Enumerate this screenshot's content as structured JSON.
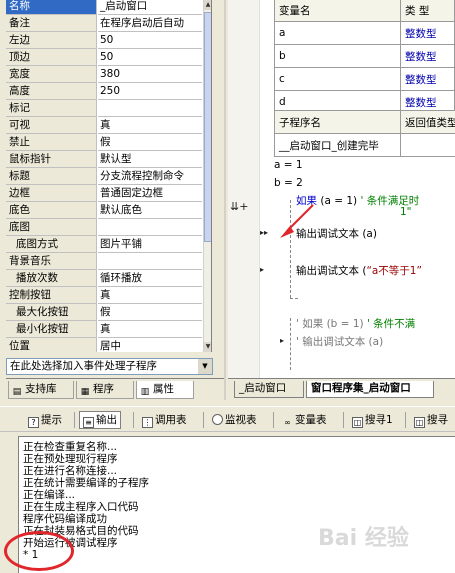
{
  "properties": [
    {
      "name": "名称",
      "value": "_启动窗口",
      "selected": true
    },
    {
      "name": "备注",
      "value": "在程序启动后自动"
    },
    {
      "name": "左边",
      "value": "50"
    },
    {
      "name": "顶边",
      "value": "50"
    },
    {
      "name": "宽度",
      "value": "380"
    },
    {
      "name": "高度",
      "value": "250"
    },
    {
      "name": "标记",
      "value": ""
    },
    {
      "name": "可视",
      "value": "真"
    },
    {
      "name": "禁止",
      "value": "假"
    },
    {
      "name": "鼠标指针",
      "value": "默认型"
    },
    {
      "name": "标题",
      "value": "分支流程控制命令"
    },
    {
      "name": "边框",
      "value": "普通固定边框"
    },
    {
      "name": "底色",
      "value": "默认底色"
    },
    {
      "name": "底图",
      "value": ""
    },
    {
      "name": "底图方式",
      "value": "图片平铺",
      "indent": true
    },
    {
      "name": "背景音乐",
      "value": ""
    },
    {
      "name": "播放次数",
      "value": "循环播放",
      "indent": true
    },
    {
      "name": "控制按钮",
      "value": "真"
    },
    {
      "name": "最大化按钮",
      "value": "假",
      "indent": true
    },
    {
      "name": "最小化按钮",
      "value": "真",
      "indent": true
    },
    {
      "name": "位置",
      "value": "居中"
    }
  ],
  "event_select": {
    "placeholder": "在此处选择加入事件处理子程序"
  },
  "left_tabs": [
    {
      "label": "支持库",
      "icon": "library-icon"
    },
    {
      "label": "程序",
      "icon": "program-icon"
    },
    {
      "label": "属性",
      "icon": "property-icon"
    }
  ],
  "code": {
    "var_header": {
      "name": "变量名",
      "type": "类 型"
    },
    "vars": [
      {
        "name": "a",
        "type": "整数型"
      },
      {
        "name": "b",
        "type": "整数型"
      },
      {
        "name": "c",
        "type": "整数型"
      },
      {
        "name": "d",
        "type": "整数型"
      }
    ],
    "sub_header": {
      "name": "子程序名",
      "ret": "返回值类型"
    },
    "sub_name": "__启动窗口_创建完毕",
    "lines": {
      "a_assign": "a = 1",
      "b_assign": "b = 2",
      "if1_kw": "如果",
      "if1_cond": "(a = 1)",
      "if1_comment": "' 条件满足时",
      "if1_comment2": "1\"",
      "out1": "输出调试文本 (a)",
      "out2_prefix": "输出调试文本 (",
      "out2_str": "“a不等于1”",
      "if2_kw": "' 如果",
      "if2_cond": "(b = 1)",
      "if2_comment": "' 条件不满",
      "out3": "' 输出调试文本 (a)"
    }
  },
  "code_tabs": [
    {
      "label": "_启动窗口",
      "active": false
    },
    {
      "label": "窗口程序集_启动窗口",
      "active": true
    }
  ],
  "output_tabs": [
    {
      "label": "提示",
      "icon": "hint-icon"
    },
    {
      "label": "输出",
      "icon": "output-icon",
      "active": true
    },
    {
      "label": "调用表",
      "icon": "calltable-icon"
    },
    {
      "label": "监视表",
      "icon": "watch-icon"
    },
    {
      "label": "变量表",
      "icon": "variables-icon"
    },
    {
      "label": "搜寻1",
      "icon": "search-icon"
    },
    {
      "label": "搜寻",
      "icon": "search-icon"
    }
  ],
  "output_lines": [
    "正在检查重复名称...",
    "正在预处理现行程序",
    "正在进行名称连接...",
    "正在统计需要编译的子程序",
    "正在编译...",
    "正在生成主程序入口代码",
    "程序代码编译成功",
    "正在封装易格式目的代码",
    "开始运行被调试程序",
    "* 1"
  ],
  "watermark": "Bai 经验",
  "colors": {
    "selection": "#316ac5",
    "keyword": "#0000cc",
    "comment": "#008000",
    "string": "#990000",
    "annotation": "#e0262a"
  }
}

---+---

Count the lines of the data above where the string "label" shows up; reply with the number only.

# SOLUTION:
12